The Social Media Collision The Social Media Collision Presentation Transcript

  • the social media collision Universidade lica Portuguesa Formação Avançada em Media Sociais April 26, 2012 Joel PostmanCopyright 2011-2013, Joel Postman & Socialized
  • Social media is troubled by the constant collision of traditional and new communications.Copyright 2011-2013, Joel Postman & Socialized
  • Time, place and occasion don’t exist on theelectronic commons Copyright 2011-2013, Joel Postman & Socialized
  • conversation or publication? • Between you and a friend • Visible to millions • No permanent record • Possibly indelible • Personal signals add nuance • No nuance • Negotiated conversation clears up • Lack of context and clarification leads to misunderstanding confusion • Not governed by law (in most cases) • May have legal implicationsCopyright 2011-2013, Joel Postman & Socialized
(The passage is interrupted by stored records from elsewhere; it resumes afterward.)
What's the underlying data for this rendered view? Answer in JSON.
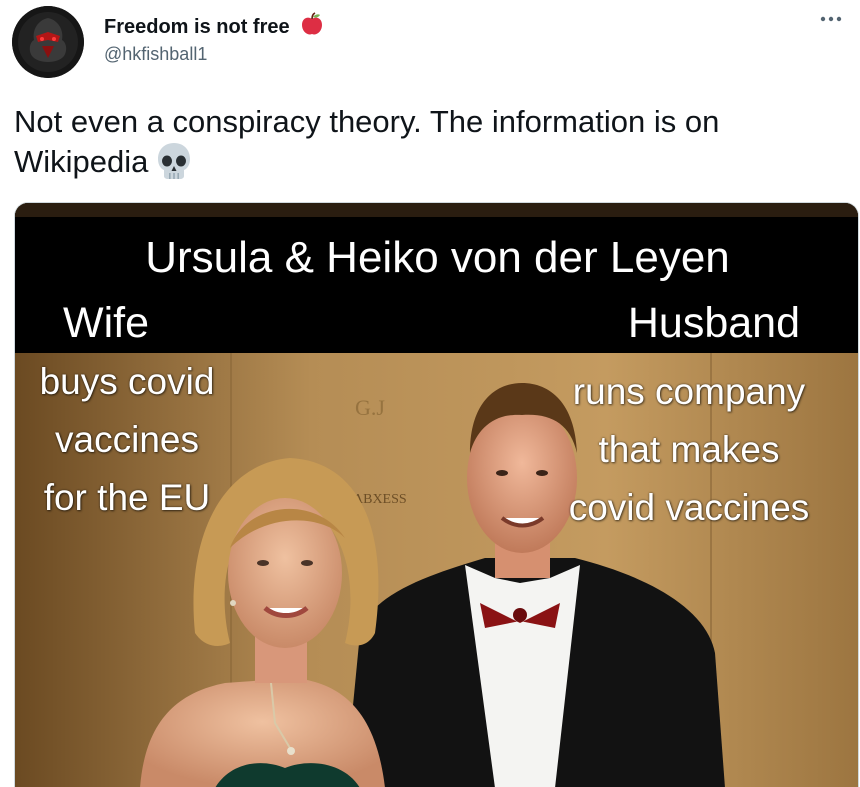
{
  "author": {
    "display_name": "Freedom is not free",
    "handle": "@hkfishball1",
    "name_emoji": "red-apple-icon"
  },
  "more_button_icon": "more-horizontal-icon",
  "tweet": {
    "text": "Not even a conspiracy theory. The information is on Wikipedia",
    "emoji": "skull-icon"
  },
  "media": {
    "meme": {
      "title": "Ursula & Heiko von der Leyen",
      "left_heading": "Wife",
      "right_heading": "Husband",
      "left_lines": [
        "buys covid",
        "vaccines",
        "for the EU"
      ],
      "right_lines": [
        "runs company",
        "that makes",
        "covid vaccines"
      ]
    },
    "backdrop_logo_text": "G.J",
    "backdrop_text": "ABXESS"
  },
  "colors": {
    "text_primary": "#0f1419",
    "text_secondary": "#536471",
    "meme_band": "#000000",
    "backdrop": "#b88e54"
  }
}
  • I’m a little bit social. You’re a little bit media.Copyright 2011-2013, Joel Postman & Socialized
  • authenticity and transparency could cost you • 35% of employers have found content on social networking sites that caused them not to hire the candidate. • Reasons cited for not hiring include provocative photos (53%), alcohol or drug related content (44%), and badmouthing a previous employer (35%). • 14% rejected candidates who used emoticons :-( • 29% use Facebook, 26% LinkedIn and 21% MySpace. Harris Interactive/CareerBuilder poll, Aug. 19, 2009 http://is.gd/3lKOmCopyright 2011-2013, Joel Postman & Socialized
  • • Similar to NASDAQ, regulates certain financial service providers, brokers, financial planners, fund managers • January “compliance notice” NTM 10-06 regulates “dynamic communications” like Twitter and Facebook and “static communications” like blogs and advertising • Calls for content to be pre-reviewed and archived, harder with dynamic communications “the current state of technology makes it hard to keep personal uses of networks like LinkedIn and Twitter separate from business uses.” Joseph Price Finra senior vice presidentCopyright 2011-2013, Joel Postman & Socialized
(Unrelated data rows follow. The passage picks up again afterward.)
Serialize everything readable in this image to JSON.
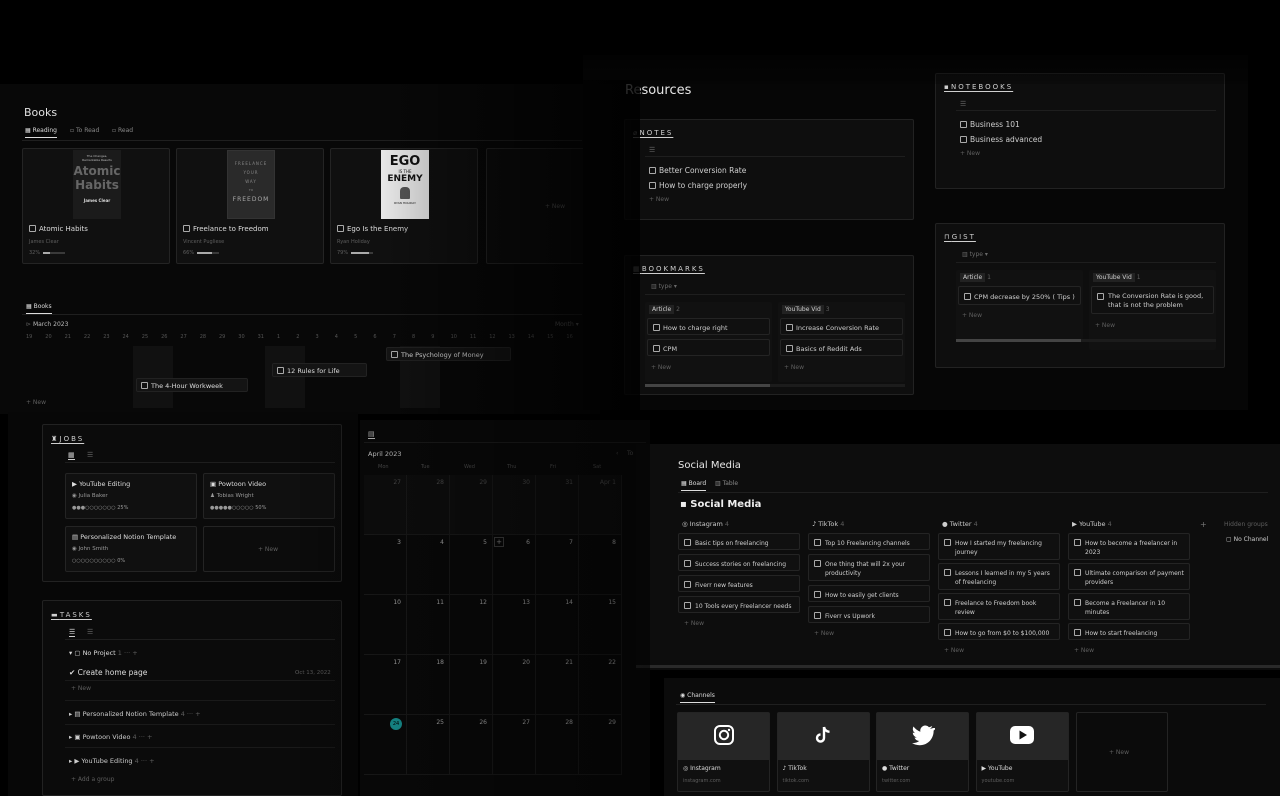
{
  "books": {
    "title": "Books",
    "tabs": [
      "Reading",
      "To Read",
      "Read"
    ],
    "cards": [
      {
        "name": "Atomic Habits",
        "author": "James Clear",
        "progress": "32%",
        "fill": 0.32,
        "cover_lines": [
          "The Changes,",
          "Remarkable Results",
          "Atomic",
          "Habits",
          "James Clear"
        ]
      },
      {
        "name": "Freelance to Freedom",
        "author": "Vincent Pugliese",
        "progress": "66%",
        "fill": 0.66,
        "cover_lines": [
          "FREELANCE",
          "YOUR",
          "WAY",
          "TO",
          "FREEDOM"
        ]
      },
      {
        "name": "Ego Is the Enemy",
        "author": "Ryan Holiday",
        "progress": "79%",
        "fill": 0.79,
        "cover_lines": [
          "EGO",
          "IS THE",
          "ENEMY",
          "RYAN HOLIDAY"
        ]
      }
    ],
    "new_label": "+ New",
    "timeline": {
      "tab": "Books",
      "month": "March 2023",
      "view": "Month",
      "days": [
        "19",
        "20",
        "21",
        "22",
        "23",
        "24",
        "25",
        "26",
        "27",
        "28",
        "29",
        "30",
        "31",
        "1",
        "2",
        "3",
        "4",
        "5",
        "6",
        "7",
        "8",
        "9",
        "10",
        "11",
        "12",
        "13",
        "14",
        "15",
        "16"
      ],
      "items": [
        "The Psychology of Money",
        "12 Rules for Life",
        "The 4-Hour Workweek"
      ],
      "new_label": "+ New"
    }
  },
  "resources": {
    "title": "Resources",
    "notes": {
      "title": "NOTES",
      "items": [
        "Better Conversion Rate",
        "How to charge properly"
      ],
      "new_label": "+ New"
    },
    "notebooks": {
      "title": "NOTEBOOKS",
      "items": [
        "Business 101",
        "Business advanced"
      ],
      "new_label": "+ New"
    },
    "bookmarks": {
      "title": "BOOKMARKS",
      "filter": "type",
      "groups": [
        {
          "name": "Article",
          "count": "2",
          "items": [
            "How to charge right",
            "CPM"
          ]
        },
        {
          "name": "YouTube Vid",
          "count": "3",
          "items": [
            "Increase Conversion Rate",
            "Basics of Reddit Ads"
          ]
        }
      ],
      "new_label": "+ New"
    },
    "gist": {
      "title": "GIST",
      "filter": "type",
      "groups": [
        {
          "name": "Article",
          "count": "1",
          "items": [
            "CPM  decrease by 250% ( Tips )"
          ]
        },
        {
          "name": "YouTube Vid",
          "count": "1",
          "items": [
            "The Conversion Rate is good, that is not the problem"
          ]
        }
      ],
      "new_label": "+ New"
    }
  },
  "jobs": {
    "title": "JOBS",
    "cards": [
      {
        "name": "YouTube Editing",
        "person": "Julia Baker",
        "rating": "●●●○○○○○○○ 25%"
      },
      {
        "name": "Powtoon Video",
        "person": "Tobias Wright",
        "rating": "●●●●●○○○○○ 50%"
      },
      {
        "name": "Personalized Notion Template",
        "person": "John Smith",
        "rating": "○○○○○○○○○○ 0%"
      }
    ],
    "new_label": "+ New"
  },
  "tasks": {
    "title": "TASKS",
    "no_project": {
      "label": "No Project",
      "count": "1"
    },
    "task": {
      "name": "Create home page",
      "date": "Oct 13, 2022"
    },
    "new_label": "+ New",
    "groups": [
      {
        "label": "Personalized Notion Template",
        "count": "4"
      },
      {
        "label": "Powtoon Video",
        "count": "4"
      },
      {
        "label": "YouTube Editing",
        "count": "4"
      }
    ],
    "add_group": "+ Add a group"
  },
  "calendar": {
    "month": "April 2023",
    "today": "To",
    "weekdays": [
      "Mon",
      "Tue",
      "Wed",
      "Thu",
      "Fri",
      "Sat"
    ],
    "weeks": [
      [
        "27",
        "28",
        "29",
        "30",
        "31",
        "Apr 1"
      ],
      [
        "3",
        "4",
        "5",
        "6",
        "7",
        "8"
      ],
      [
        "10",
        "11",
        "12",
        "13",
        "14",
        "15"
      ],
      [
        "17",
        "18",
        "19",
        "20",
        "21",
        "22"
      ],
      [
        "24",
        "25",
        "26",
        "27",
        "28",
        "29"
      ]
    ]
  },
  "social": {
    "title": "Social Media",
    "tabs": [
      "Board",
      "Table"
    ],
    "heading": "Social Media",
    "columns": [
      {
        "name": "Instagram",
        "count": "4",
        "items": [
          "Basic tips on freelancing",
          "Success stories on freelancing",
          "Fiverr new features",
          "10 Tools every Freelancer needs"
        ]
      },
      {
        "name": "TikTok",
        "count": "4",
        "items": [
          "Top 10 Freelancing channels",
          "One thing that will 2x your productivity",
          "How to easily get clients",
          "Fiverr vs Upwork"
        ]
      },
      {
        "name": "Twitter",
        "count": "4",
        "items": [
          "How I started my freelancing journey",
          "Lessons I learned in my 5 years of freelancing",
          "Freelance to Freedom book review",
          "How to go from $0 to $100,000"
        ]
      },
      {
        "name": "YouTube",
        "count": "4",
        "items": [
          "How to become a freelancer in 2023",
          "Ultimate comparison of payment providers",
          "Become a Freelancer in 10 minutes",
          "How to start freelancing"
        ]
      }
    ],
    "hidden_groups": "Hidden groups",
    "no_channel": "No Channel",
    "plus": "+",
    "new_label": "+ New",
    "channels": {
      "tab": "Channels",
      "items": [
        {
          "name": "Instagram",
          "url": "instagram.com"
        },
        {
          "name": "TikTok",
          "url": "tiktok.com"
        },
        {
          "name": "Twitter",
          "url": "twitter.com"
        },
        {
          "name": "YouTube",
          "url": "youtube.com"
        }
      ],
      "new_label": "+ New"
    }
  },
  "colors": {
    "accent": "#1aa3a3",
    "bg": "#0c0c0c",
    "border": "#242424"
  }
}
  • Publication is self-invasion of privacy. Marshall McLuhan Copyright 2011-2013, Joel Postman & Socialized
  • “To (students), Facebook and the like occupy some weird twilight zone between public and private information, rather like a diary left on the kitchen table.” Randy Cohen, Ethicist, New York Times Copyright 2011-2013, Joel Postman & Socialized
  • Rudy Giuliani Disliked ThisCopyright 2011-2013, Joel Postman & Socialized
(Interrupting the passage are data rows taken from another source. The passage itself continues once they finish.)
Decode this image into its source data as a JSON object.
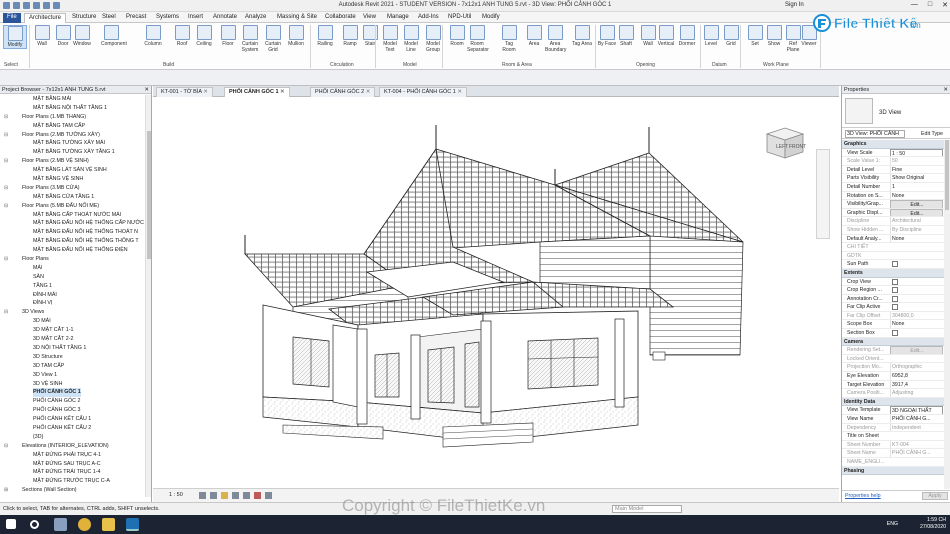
{
  "titlebar": {
    "title": "Autodesk Revit 2021 - STUDENT VERSION - 7x12x1 ANH TUNG 5.rvt - 3D View: PHỐI CẢNH GÓC 1",
    "sign_in": "Sign In"
  },
  "ribbon_tabs": [
    "File",
    "Architecture",
    "Structure",
    "Steel",
    "Precast",
    "Systems",
    "Insert",
    "Annotate",
    "Analyze",
    "Massing & Site",
    "Collaborate",
    "View",
    "Manage",
    "Add-Ins",
    "NPD-Util",
    "Modify"
  ],
  "ribbon": {
    "buttons": [
      "Modify",
      "Wall",
      "Door",
      "Window",
      "Component",
      "Column",
      "Roof",
      "Ceiling",
      "Floor",
      "Curtain System",
      "Curtain Grid",
      "Mullion",
      "Railing",
      "Ramp",
      "Stair",
      "Model Text",
      "Model Line",
      "Model Group",
      "Room",
      "Room Separator",
      "Tag Room",
      "Area",
      "Area Boundary",
      "Tag Area",
      "By Face",
      "Shaft",
      "Wall",
      "Vertical",
      "Dormer",
      "Level",
      "Grid",
      "Set",
      "Show",
      "Ref Plane",
      "Viewer"
    ],
    "groups": [
      "Select",
      "Build",
      "Circulation",
      "Model",
      "Room & Area",
      "Opening",
      "Datum",
      "Work Plane"
    ]
  },
  "project_browser": {
    "title": "Project Browser - 7x12x1 ANH TUNG 5.rvt",
    "items": [
      {
        "label": "MẶT BẰNG MÁI",
        "level": 2
      },
      {
        "label": "MẶT BẰNG NỘI THẤT TẦNG 1",
        "level": 2
      },
      {
        "label": "Floor Plans (1.MB THANG)",
        "level": 1,
        "toggle": "⊟"
      },
      {
        "label": "MẶT BẰNG TAM CẤP",
        "level": 2
      },
      {
        "label": "Floor Plans (2.MB TƯỜNG XÂY)",
        "level": 1,
        "toggle": "⊟"
      },
      {
        "label": "MẶT BẰNG TƯỜNG XÂY MÁI",
        "level": 2
      },
      {
        "label": "MẶT BẰNG TƯỜNG XÂY TẦNG 1",
        "level": 2
      },
      {
        "label": "Floor Plans (2.MB VỆ SINH)",
        "level": 1,
        "toggle": "⊟"
      },
      {
        "label": "MẶT BẰNG LÁT SÀN VỆ SINH",
        "level": 2
      },
      {
        "label": "MẶT BẰNG VỆ SINH",
        "level": 2
      },
      {
        "label": "Floor Plans (3.MB CỬA)",
        "level": 1,
        "toggle": "⊟"
      },
      {
        "label": "MẶT BẰNG CỬA TẦNG 1",
        "level": 2
      },
      {
        "label": "Floor Plans (5.MB ĐẤU NỐI ME)",
        "level": 1,
        "toggle": "⊟"
      },
      {
        "label": "MẶT BẰNG CẤP THOÁT NƯỚC MÁI",
        "level": 2
      },
      {
        "label": "MẶT BẰNG ĐẤU NỐI HỆ THỐNG CẤP NƯỚC",
        "level": 2
      },
      {
        "label": "MẶT BẰNG ĐẤU NỐI HỆ THỐNG THOÁT N",
        "level": 2
      },
      {
        "label": "MẶT BẰNG ĐẤU NỐI HỆ THỐNG THÔNG T",
        "level": 2
      },
      {
        "label": "MẶT BẰNG ĐẤU NỐI HỆ THỐNG ĐIỆN",
        "level": 2
      },
      {
        "label": "Floor Plans",
        "level": 1,
        "toggle": "⊟"
      },
      {
        "label": "MÁI",
        "level": 2
      },
      {
        "label": "SÂN",
        "level": 2
      },
      {
        "label": "TẦNG 1",
        "level": 2
      },
      {
        "label": "ĐỈNH MÁI",
        "level": 2
      },
      {
        "label": "ĐỈNH VỊ",
        "level": 2
      },
      {
        "label": "3D Views",
        "level": 1,
        "toggle": "⊟"
      },
      {
        "label": "3D MÁI",
        "level": 2
      },
      {
        "label": "3D MẶT CẮT 1-1",
        "level": 2
      },
      {
        "label": "3D MẶT CẮT 2-2",
        "level": 2
      },
      {
        "label": "3D NỘI THẤT TẦNG 1",
        "level": 2
      },
      {
        "label": "3D Structure",
        "level": 2
      },
      {
        "label": "3D TAM CẤP",
        "level": 2
      },
      {
        "label": "3D View 1",
        "level": 2
      },
      {
        "label": "3D VỆ SINH",
        "level": 2
      },
      {
        "label": "PHỐI CẢNH GÓC 1",
        "level": 2,
        "selected": true
      },
      {
        "label": "PHỐI CẢNH GÓC 2",
        "level": 2
      },
      {
        "label": "PHỐI CẢNH GÓC 3",
        "level": 2
      },
      {
        "label": "PHỐI CẢNH KẾT CẤU 1",
        "level": 2
      },
      {
        "label": "PHỐI CẢNH KẾT CẤU 2",
        "level": 2
      },
      {
        "label": "{3D}",
        "level": 2
      },
      {
        "label": "Elevations (INTERIOR_ELEVATION)",
        "level": 1,
        "toggle": "⊟"
      },
      {
        "label": "MẶT ĐỨNG PHẢI TRỤC 4-1",
        "level": 2
      },
      {
        "label": "MẶT ĐỨNG SAU TRỤC A-C",
        "level": 2
      },
      {
        "label": "MẶT ĐỨNG TRÁI TRỤC 1-4",
        "level": 2
      },
      {
        "label": "MẶT ĐỨNG TRƯỚC TRỤC C-A",
        "level": 2
      },
      {
        "label": "Sections (Wall Section)",
        "level": 1,
        "toggle": "⊞"
      }
    ]
  },
  "view_tabs": [
    {
      "label": "KT-001 - TỜ BÌA",
      "active": false
    },
    {
      "label": "PHỐI CẢNH GÓC 1",
      "active": true
    },
    {
      "label": "PHỐI CẢNH GÓC 2",
      "active": false
    },
    {
      "label": "KT-004 - PHỐI CẢNH GÓC 1",
      "active": false
    }
  ],
  "view_control": {
    "scale": "1 : 50"
  },
  "properties": {
    "title": "Properties",
    "type_name": "3D View",
    "selector": "3D View: PHỐI CẢNH",
    "edit_type": "Edit Type",
    "rows": [
      {
        "section": "Graphics"
      },
      {
        "k": "View Scale",
        "v": "1 : 50",
        "style": "box"
      },
      {
        "k": "Scale Value 1:",
        "v": "50",
        "dim": true
      },
      {
        "k": "Detail Level",
        "v": "Fine"
      },
      {
        "k": "Parts Visibility",
        "v": "Show Original"
      },
      {
        "k": "Detail Number",
        "v": "1"
      },
      {
        "k": "Rotation on S...",
        "v": "None"
      },
      {
        "k": "Visibility/Grap...",
        "v": "Edit...",
        "style": "btn"
      },
      {
        "k": "Graphic Displ...",
        "v": "Edit...",
        "style": "btn"
      },
      {
        "k": "Discipline",
        "v": "Architectural",
        "dim": true
      },
      {
        "k": "Show Hidden ...",
        "v": "By Discipline",
        "dim": true
      },
      {
        "k": "Default Analy...",
        "v": "None"
      },
      {
        "k": "CHI TIẾT",
        "v": "",
        "dim": true
      },
      {
        "k": "GDTK",
        "v": "",
        "dim": true
      },
      {
        "k": "Sun Path",
        "check": true
      },
      {
        "section": "Extents"
      },
      {
        "k": "Crop View",
        "check": true
      },
      {
        "k": "Crop Region ...",
        "check": true
      },
      {
        "k": "Annotation Cr...",
        "check": true
      },
      {
        "k": "Far Clip Active",
        "check": true
      },
      {
        "k": "Far Clip Offset",
        "v": "304800,0",
        "dim": true
      },
      {
        "k": "Scope Box",
        "v": "None"
      },
      {
        "k": "Section Box",
        "check": true
      },
      {
        "section": "Camera"
      },
      {
        "k": "Rendering Set...",
        "v": "Edit...",
        "style": "btn",
        "dim": true
      },
      {
        "k": "Locked Orient...",
        "v": "",
        "dim": true
      },
      {
        "k": "Projection Mo...",
        "v": "Orthographic",
        "dim": true
      },
      {
        "k": "Eye Elevation",
        "v": "6952,8"
      },
      {
        "k": "Target Elevation",
        "v": "3917,4"
      },
      {
        "k": "Camera Positi...",
        "v": "Adjusting",
        "dim": true
      },
      {
        "section": "Identity Data"
      },
      {
        "k": "View Template",
        "v": "3D NGOẠI THẤT",
        "style": "box"
      },
      {
        "k": "View Name",
        "v": "PHỐI CẢNH G..."
      },
      {
        "k": "Dependency",
        "v": "Independent",
        "dim": true
      },
      {
        "k": "Title on Sheet",
        "v": ""
      },
      {
        "k": "Sheet Number",
        "v": "KT-004",
        "dim": true
      },
      {
        "k": "Sheet Name",
        "v": "PHỐI CẢNH G...",
        "dim": true
      },
      {
        "k": "NAME_ENGLI...",
        "v": "",
        "dim": true
      },
      {
        "section": "Phasing"
      }
    ],
    "help_link": "Properties help",
    "apply": "Apply"
  },
  "status": {
    "text": "Click to select, TAB for alternates, CTRL adds, SHIFT unselects.",
    "model": "Main Model"
  },
  "taskbar": {
    "time": "1:59 CH",
    "date": "27/08/2020",
    "lang": "ENG"
  },
  "brand": {
    "logo": "File Thiết Kế",
    "logo_suffix": ".vn",
    "watermark": "Copyright © FileThietKe.vn"
  },
  "colors": {
    "accent": "#2b579a",
    "brand": "#1a90d6"
  }
}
  • joel.postman@gmail.com facebook/postman @jpostmanCopyright 2011-2013, Joel Postman & Socialized